Several years of Paladin (www.PaladinRegistry.com) surveys show 18% of the people who rely on financial advisors believe they know how to determine the quality of advisors. 82% use subjective criteria to select the advisors who will influence or control the investment of their retirement assets.

You may believe you are one of the 18% and I hope you are right. On the other hand, what if you are wrong? The consequences can be devastating: Deferred retirements, reduced standards of living during retirement, and financial stress late in life.

Why take a chance? Read this article and avoid 5 major mistakes.

1. Brand Names

You cannot assume advisors who work for big firms are willing to put your financial interests first. They are under a lot of pressure to maximize the revenue they generate from your assets.

Big firms have a lot of mouths to feed: Advisors, support staff, managers, executives, and shareholders.

You have seen the headlines. Big firms have paid billions of dollars of fines for cheating investors. It is important that you select the best advisor and not the advisor who works for the biggest firm.

2. Personalities

Financial advisors are nice people. They work in an industry that is based on personal relationships.

There is a major hidden risk when you select and retain advisors you like. You inherently trust people you like. Unscrupulous advisors know this. Once like and trust are established they can sell you the products that make them the most money.

Do not be misled. Advisor personalities have nothing to do with competence or ethics. Personalities do not impact advisor results. In fact, there is a good chance advisors with the best personalities may produce the worst results.

3. Undocumented Sales Claims

Salesmen know what you want to hear – high returns for low risk. This relationship between reward and risk does not even exist, but that does not stop less ethical advisors from making this sales claim.

A key element for this deceptive sales practice is the lack of documentation. Sales pitches are verbal for a reason. You have no written record of what was said to you. If there is a future dispute it will be your word against the advisor. You will lose because you have no documentation.

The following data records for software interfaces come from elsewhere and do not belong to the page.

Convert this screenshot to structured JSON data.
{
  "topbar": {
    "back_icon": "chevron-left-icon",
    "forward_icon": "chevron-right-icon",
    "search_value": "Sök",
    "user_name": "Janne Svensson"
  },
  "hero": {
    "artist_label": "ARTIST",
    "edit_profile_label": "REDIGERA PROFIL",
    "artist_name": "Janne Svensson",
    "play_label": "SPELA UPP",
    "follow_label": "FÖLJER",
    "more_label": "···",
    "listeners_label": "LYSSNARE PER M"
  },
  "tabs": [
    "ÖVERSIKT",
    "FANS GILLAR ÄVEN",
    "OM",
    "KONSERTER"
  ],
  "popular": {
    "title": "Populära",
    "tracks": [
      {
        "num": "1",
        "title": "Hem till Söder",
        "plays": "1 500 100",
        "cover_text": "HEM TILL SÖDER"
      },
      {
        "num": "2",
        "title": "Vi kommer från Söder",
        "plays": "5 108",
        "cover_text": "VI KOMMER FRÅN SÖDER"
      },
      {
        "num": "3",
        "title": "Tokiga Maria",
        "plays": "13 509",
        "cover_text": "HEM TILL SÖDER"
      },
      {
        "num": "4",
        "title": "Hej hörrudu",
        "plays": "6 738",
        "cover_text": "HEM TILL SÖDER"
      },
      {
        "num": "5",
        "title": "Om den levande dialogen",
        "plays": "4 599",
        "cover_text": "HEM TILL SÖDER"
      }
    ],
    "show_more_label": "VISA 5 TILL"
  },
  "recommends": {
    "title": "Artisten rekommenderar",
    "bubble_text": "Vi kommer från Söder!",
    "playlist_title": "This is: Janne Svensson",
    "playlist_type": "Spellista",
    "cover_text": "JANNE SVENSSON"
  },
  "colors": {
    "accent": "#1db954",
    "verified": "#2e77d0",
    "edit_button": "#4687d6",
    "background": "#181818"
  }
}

Trust what you see, not what you hear.

4. References

A high percentage of advisors use references to support their sales claim. For example, a reference tells you the advisor has averaged a 20% rate of return for the past five years.

For all you know the reference is the advisor’s brother-in-law or a golf buddy who happens to be a CPA. Or, the advisor has coached references to make statements that confirm sales claims.

What you do know is no advisor will give you a bad reference. They spend a lot of time cultivating references to make sure they make convincing comments – my personal favorite: “Wall Street’s best kept secret.”

The lower the quality an advisor the higher the probability the advisor will use references to validate undocumented sales claims.

References are worthless because you do not know you can trust their comments.

5. Bull Market Geniuses

Too many investors give advisors credit for performance in bull markets when most investments are going up in value.

For example, a financial advisor claims he has averaged a 10% rate of return for the past five years. You do a little research and you find the S&P 500 has also averaged a 10% return for the same time period. Since you could have captured the 10% return with an index fund, how much value did the advisor actually produce?

Advisors know higher performance claims are better than lower performance claims. They are prone to claiming performance before any expenses are deducted. A 10% return may be a 7% return after all expenses are deducted.

Very few financial advisors provide documented track records that are GIPS (Global Investment Performance Standards) compliant and audited by independent third parties. All other track records are highly suspect and may be deceptive sales practices.